Dataset rows describing interfaces
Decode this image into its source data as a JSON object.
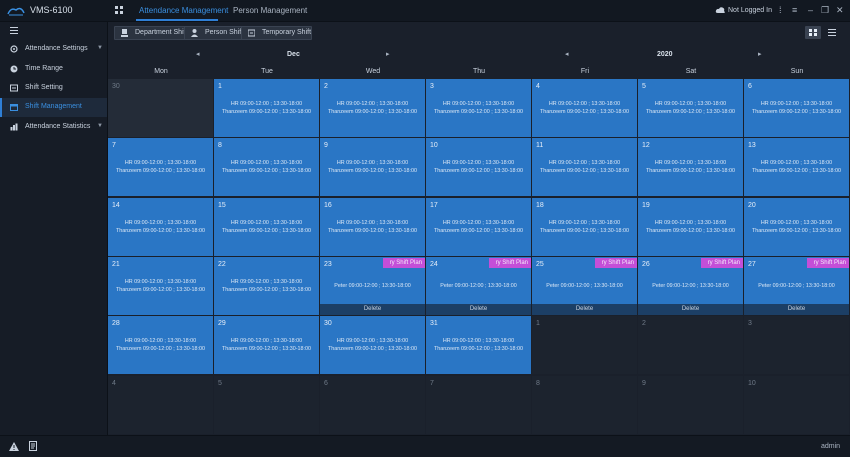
{
  "app": {
    "title": "VMS-6100"
  },
  "header": {
    "tabs": [
      {
        "label": "Attendance Management"
      },
      {
        "label": "Person Management"
      }
    ],
    "login_status": "Not Logged In"
  },
  "sidebar": {
    "items": [
      {
        "label": "Attendance Settings",
        "icon": "settings-icon"
      },
      {
        "label": "Time Range",
        "icon": "clock-icon"
      },
      {
        "label": "Shift Setting",
        "icon": "shift-icon"
      },
      {
        "label": "Shift Management",
        "icon": "calendar-icon"
      },
      {
        "label": "Attendance Statistics",
        "icon": "stats-icon"
      }
    ]
  },
  "toolbar": {
    "department_shift": "Department Shift",
    "person_shift": "Person Shift",
    "temporary_shift": "Temporary Shift"
  },
  "calendar": {
    "month": "Dec",
    "year": "2020",
    "weekdays": [
      "Mon",
      "Tue",
      "Wed",
      "Thu",
      "Fri",
      "Sat",
      "Sun"
    ],
    "dept_line1": "HR 09:00-12:00 ; 13:30-18:00",
    "dept_line2": "Thanzeem 09:00-12:00 ; 13:30-18:00",
    "person_line": "Peter 09:00-12:00 ; 13:30-18:00",
    "tag_label": "ry Shift Plan",
    "delete_label": "Delete",
    "weeks": [
      [
        {
          "d": "30",
          "t": "gray"
        },
        {
          "d": "1",
          "t": "dept"
        },
        {
          "d": "2",
          "t": "dept"
        },
        {
          "d": "3",
          "t": "dept"
        },
        {
          "d": "4",
          "t": "dept"
        },
        {
          "d": "5",
          "t": "dept"
        },
        {
          "d": "6",
          "t": "dept"
        }
      ],
      [
        {
          "d": "7",
          "t": "dept"
        },
        {
          "d": "8",
          "t": "dept"
        },
        {
          "d": "9",
          "t": "dept"
        },
        {
          "d": "10",
          "t": "dept"
        },
        {
          "d": "11",
          "t": "dept"
        },
        {
          "d": "12",
          "t": "dept"
        },
        {
          "d": "13",
          "t": "dept"
        }
      ],
      [
        {
          "d": "14",
          "t": "dept"
        },
        {
          "d": "15",
          "t": "dept"
        },
        {
          "d": "16",
          "t": "dept"
        },
        {
          "d": "17",
          "t": "dept"
        },
        {
          "d": "18",
          "t": "dept"
        },
        {
          "d": "19",
          "t": "dept"
        },
        {
          "d": "20",
          "t": "dept"
        }
      ],
      [
        {
          "d": "21",
          "t": "dept"
        },
        {
          "d": "22",
          "t": "dept"
        },
        {
          "d": "23",
          "t": "temp"
        },
        {
          "d": "24",
          "t": "temp"
        },
        {
          "d": "25",
          "t": "temp"
        },
        {
          "d": "26",
          "t": "temp"
        },
        {
          "d": "27",
          "t": "temp"
        }
      ],
      [
        {
          "d": "28",
          "t": "dept"
        },
        {
          "d": "29",
          "t": "dept"
        },
        {
          "d": "30",
          "t": "dept"
        },
        {
          "d": "31",
          "t": "dept"
        },
        {
          "d": "1",
          "t": "dark"
        },
        {
          "d": "2",
          "t": "dark"
        },
        {
          "d": "3",
          "t": "dark"
        }
      ],
      [
        {
          "d": "4",
          "t": "dark"
        },
        {
          "d": "5",
          "t": "dark"
        },
        {
          "d": "6",
          "t": "dark"
        },
        {
          "d": "7",
          "t": "dark"
        },
        {
          "d": "8",
          "t": "dark"
        },
        {
          "d": "9",
          "t": "dark"
        },
        {
          "d": "10",
          "t": "dark"
        }
      ]
    ]
  },
  "status": {
    "user": "admin"
  },
  "colors": {
    "accent": "#2f7fd6",
    "cell_blue": "#2a76c5",
    "tag_magenta": "#c44fd8"
  }
}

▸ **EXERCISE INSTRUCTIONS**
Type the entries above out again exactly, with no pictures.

▸ **SOLUTION TO THIS EXERCISE**
Decode this image into its source data as a JSON object.
{
  "app": {
    "title": "VMS-6100"
  },
  "header": {
    "tabs": [
      {
        "label": "Attendance Management"
      },
      {
        "label": "Person Management"
      }
    ],
    "login_status": "Not Logged In"
  },
  "sidebar": {
    "items": [
      {
        "label": "Attendance Settings",
        "icon": "settings-icon"
      },
      {
        "label": "Time Range",
        "icon": "clock-icon"
      },
      {
        "label": "Shift Setting",
        "icon": "shift-icon"
      },
      {
        "label": "Shift Management",
        "icon": "calendar-icon"
      },
      {
        "label": "Attendance Statistics",
        "icon": "stats-icon"
      }
    ]
  },
  "toolbar": {
    "department_shift": "Department Shift",
    "person_shift": "Person Shift",
    "temporary_shift": "Temporary Shift"
  },
  "calendar": {
    "month": "Dec",
    "year": "2020",
    "weekdays": [
      "Mon",
      "Tue",
      "Wed",
      "Thu",
      "Fri",
      "Sat",
      "Sun"
    ],
    "dept_line1": "HR 09:00-12:00 ; 13:30-18:00",
    "dept_line2": "Thanzeem 09:00-12:00 ; 13:30-18:00",
    "person_line": "Peter 09:00-12:00 ; 13:30-18:00",
    "tag_label": "ry Shift Plan",
    "delete_label": "Delete",
    "weeks": [
      [
        {
          "d": "30",
          "t": "gray"
        },
        {
          "d": "1",
          "t": "dept"
        },
        {
          "d": "2",
          "t": "dept"
        },
        {
          "d": "3",
          "t": "dept"
        },
        {
          "d": "4",
          "t": "dept"
        },
        {
          "d": "5",
          "t": "dept"
        },
        {
          "d": "6",
          "t": "dept"
        }
      ],
      [
        {
          "d": "7",
          "t": "dept"
        },
        {
          "d": "8",
          "t": "dept"
        },
        {
          "d": "9",
          "t": "dept"
        },
        {
          "d": "10",
          "t": "dept"
        },
        {
          "d": "11",
          "t": "dept"
        },
        {
          "d": "12",
          "t": "dept"
        },
        {
          "d": "13",
          "t": "dept"
        }
      ],
      [
        {
          "d": "14",
          "t": "dept"
        },
        {
          "d": "15",
          "t": "dept"
        },
        {
          "d": "16",
          "t": "dept"
        },
        {
          "d": "17",
          "t": "dept"
        },
        {
          "d": "18",
          "t": "dept"
        },
        {
          "d": "19",
          "t": "dept"
        },
        {
          "d": "20",
          "t": "dept"
        }
      ],
      [
        {
          "d": "21",
          "t": "dept"
        },
        {
          "d": "22",
          "t": "dept"
        },
        {
          "d": "23",
          "t": "temp"
        },
        {
          "d": "24",
          "t": "temp"
        },
        {
          "d": "25",
          "t": "temp"
        },
        {
          "d": "26",
          "t": "temp"
        },
        {
          "d": "27",
          "t": "temp"
        }
      ],
      [
        {
          "d": "28",
          "t": "dept"
        },
        {
          "d": "29",
          "t": "dept"
        },
        {
          "d": "30",
          "t": "dept"
        },
        {
          "d": "31",
          "t": "dept"
        },
        {
          "d": "1",
          "t": "dark"
        },
        {
          "d": "2",
          "t": "dark"
        },
        {
          "d": "3",
          "t": "dark"
        }
      ],
      [
        {
          "d": "4",
          "t": "dark"
        },
        {
          "d": "5",
          "t": "dark"
        },
        {
          "d": "6",
          "t": "dark"
        },
        {
          "d": "7",
          "t": "dark"
        },
        {
          "d": "8",
          "t": "dark"
        },
        {
          "d": "9",
          "t": "dark"
        },
        {
          "d": "10",
          "t": "dark"
        }
      ]
    ]
  },
  "status": {
    "user": "admin"
  },
  "colors": {
    "accent": "#2f7fd6",
    "cell_blue": "#2a76c5",
    "tag_magenta": "#c44fd8"
  }
}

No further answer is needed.